■ Action item ■
Supply the number of lines below containing "icon", nothing else.

■ The data ■
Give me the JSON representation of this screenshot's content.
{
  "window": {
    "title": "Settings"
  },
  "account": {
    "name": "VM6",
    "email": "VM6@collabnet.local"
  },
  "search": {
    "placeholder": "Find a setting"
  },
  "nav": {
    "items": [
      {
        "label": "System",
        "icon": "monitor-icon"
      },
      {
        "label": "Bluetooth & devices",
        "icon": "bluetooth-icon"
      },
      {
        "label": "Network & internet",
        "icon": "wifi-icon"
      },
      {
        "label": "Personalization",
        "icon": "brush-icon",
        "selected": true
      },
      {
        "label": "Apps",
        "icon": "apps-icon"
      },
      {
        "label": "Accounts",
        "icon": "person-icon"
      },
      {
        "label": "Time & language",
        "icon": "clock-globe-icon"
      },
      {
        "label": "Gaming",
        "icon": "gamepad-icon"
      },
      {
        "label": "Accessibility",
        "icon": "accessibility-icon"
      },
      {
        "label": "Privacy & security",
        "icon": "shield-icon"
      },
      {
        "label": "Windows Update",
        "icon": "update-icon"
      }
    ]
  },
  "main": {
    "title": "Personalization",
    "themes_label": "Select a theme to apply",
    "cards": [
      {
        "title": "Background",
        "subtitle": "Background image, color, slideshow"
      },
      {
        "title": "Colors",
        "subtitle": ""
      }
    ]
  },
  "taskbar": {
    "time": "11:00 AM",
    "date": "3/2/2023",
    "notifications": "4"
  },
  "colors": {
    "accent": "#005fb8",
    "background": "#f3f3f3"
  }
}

■ The completed task ■
11